Musculoskeletal sonography
Ultrasound can be used to examine ligaments, bone surfaces, soft tissue masses, nerves, muscles and tendons.

Ultra science – ultrasonics and man

The baby inside womb is developing well”, “the patient is suffering from stones in the liver”, “something hard substance at 220 meters away from here” etc etc are certain statements we come across in our daily life. But we least bother about the science behind these things. It can be only possible by ‘ultra sound technology’.
Sound is a form of energy , which can travel in medium and is produced by the vibration of matter.
Vibrations produce a wide range of frequencies and of which can be heard are audible and can’t are un audible. We can hear sounds of frequencies ranging between 20Hz to 20KHz and are called audible, where as frequencies beyond 20kHz are ultrasound, can’t hear, but studied under ultrasonics.

  • Ultrasonics, vibrations of frequencies greater than the upper limit of the audible range for humans—that is, greater than about 20 kilohertz. The term sonic is applied to ultrasoundwaves of very high amplitudes. Hypersound, sometimes called praetersound or microsound, is sound waves of frequencies greater than 1013 hertz. At such high frequencies it is very difficult for a sound wave to propagate efficiently; indeed, above a frequency of about 1.25 × 1013 hertz it is impossible for longitudinal waves to propagate at all, even in a liquid or a solid, because the molecules of the material in which the waves are traveling cannot pass the vibration along rapidly enough.
  • Many animals have the ability to hear sounds in the human ultrasonic frequency range. A presumed sensitivity of roaches and rodents to frequencies in the 40 kilohertz region has led to the manufacture of “pest controllers” that emit loud sounds in that frequency range to drive the pests away, but they do not appear to work as advertised.
    • Some ranges of hearing for mammals and insects are compared with those of humans in the table.
    • Frequency range of hearing for humans
      and selected animals
    frequency (hertz)

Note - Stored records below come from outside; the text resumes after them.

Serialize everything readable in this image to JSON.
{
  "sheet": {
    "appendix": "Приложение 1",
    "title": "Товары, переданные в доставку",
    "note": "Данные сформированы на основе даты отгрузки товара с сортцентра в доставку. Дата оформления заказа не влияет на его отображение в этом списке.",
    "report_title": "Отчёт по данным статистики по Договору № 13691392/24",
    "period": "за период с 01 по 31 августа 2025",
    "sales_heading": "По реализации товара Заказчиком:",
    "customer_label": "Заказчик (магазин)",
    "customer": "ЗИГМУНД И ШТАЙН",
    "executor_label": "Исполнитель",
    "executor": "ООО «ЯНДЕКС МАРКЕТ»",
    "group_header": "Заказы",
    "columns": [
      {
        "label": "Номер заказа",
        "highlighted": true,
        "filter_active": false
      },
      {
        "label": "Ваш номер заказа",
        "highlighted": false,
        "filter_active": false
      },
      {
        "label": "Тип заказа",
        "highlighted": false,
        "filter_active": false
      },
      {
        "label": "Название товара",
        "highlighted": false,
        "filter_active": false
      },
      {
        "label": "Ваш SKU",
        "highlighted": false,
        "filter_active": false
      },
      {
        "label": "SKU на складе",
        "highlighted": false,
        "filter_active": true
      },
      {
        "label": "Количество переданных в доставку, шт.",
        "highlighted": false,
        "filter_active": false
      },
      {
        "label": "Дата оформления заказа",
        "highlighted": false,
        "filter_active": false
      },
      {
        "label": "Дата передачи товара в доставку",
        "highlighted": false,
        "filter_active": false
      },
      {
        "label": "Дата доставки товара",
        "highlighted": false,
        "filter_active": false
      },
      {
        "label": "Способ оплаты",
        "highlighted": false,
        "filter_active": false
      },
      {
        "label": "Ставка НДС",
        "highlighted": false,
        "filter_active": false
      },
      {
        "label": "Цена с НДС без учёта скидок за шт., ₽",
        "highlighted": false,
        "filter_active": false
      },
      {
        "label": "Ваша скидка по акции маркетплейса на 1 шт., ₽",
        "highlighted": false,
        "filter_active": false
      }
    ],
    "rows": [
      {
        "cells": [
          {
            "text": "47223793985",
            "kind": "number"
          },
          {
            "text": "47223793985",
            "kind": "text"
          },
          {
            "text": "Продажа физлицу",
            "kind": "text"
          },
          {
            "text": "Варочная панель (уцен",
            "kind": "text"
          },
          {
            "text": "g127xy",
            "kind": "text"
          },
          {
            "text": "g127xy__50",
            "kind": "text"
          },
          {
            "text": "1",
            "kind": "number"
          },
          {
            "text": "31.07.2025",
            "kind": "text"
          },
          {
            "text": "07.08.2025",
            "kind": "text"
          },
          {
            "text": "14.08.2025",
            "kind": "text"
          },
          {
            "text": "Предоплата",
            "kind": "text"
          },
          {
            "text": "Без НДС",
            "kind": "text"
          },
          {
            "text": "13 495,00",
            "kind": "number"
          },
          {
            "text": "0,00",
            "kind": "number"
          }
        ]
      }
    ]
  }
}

    grasshoppers and locusts
    whales and dolphins
    seals and sea lions
    An ultrasound scan, also referred to as a sonogram, diagnostic sonography, and ultrasonography, is a device that uses high frequency sound waves to create an image of some part of the inside of the body, such as the stomach, liver, heart, tendons, muscles, joints and blood vessels.
    Experts say that as sound waves, rather than radiation are used, ultrasound scans are safe. Obstetric sonography is frequently used to check the baby in the womb.
    This article looks specifically at ultrasound scans. We also have articles in our knowledge center about CT scansMRI scans and PET scans.
    Ultrasound scans are used to detect problems in the liver, heart, kidney or the abdomen. They may also be useful in helping the surgeon when carrying out some types of biopsies.
    The word "ultrasound", in physics, refers to all sound with a frequency humans cannot hear. In diagnostic sonography, the ultrasound is usually between 2 and 18 MHz. Higher frequencies provide better quality images, but are more readily absorbed by the skin and other tissue, so they cannot penetrate as deeply as lower frequencies. Lower frequencies can penetrate deeper, but the image quality is inferior.
    According to MediLexicon's medical dictionary:
    Diagnostic ultrasound is: "the use of ultrasound to obtain images for medical diagnostic purposes, employing frequencies ranging from 1.6 to about 10 MHz."
    Therapeutic ultrasound is: "high intensity ultrasound causing coagulation necrosis of tissue, used in treatment of some benign tumors, such as uterine leiomyomata."
    Ultrasound scans and sonograms
    The difference between an ultrasound scan and a sonogram is:
    • An ultrasound scan is the procedure, the event
    • A sonogram is the image produced when an ultrasound scan is performed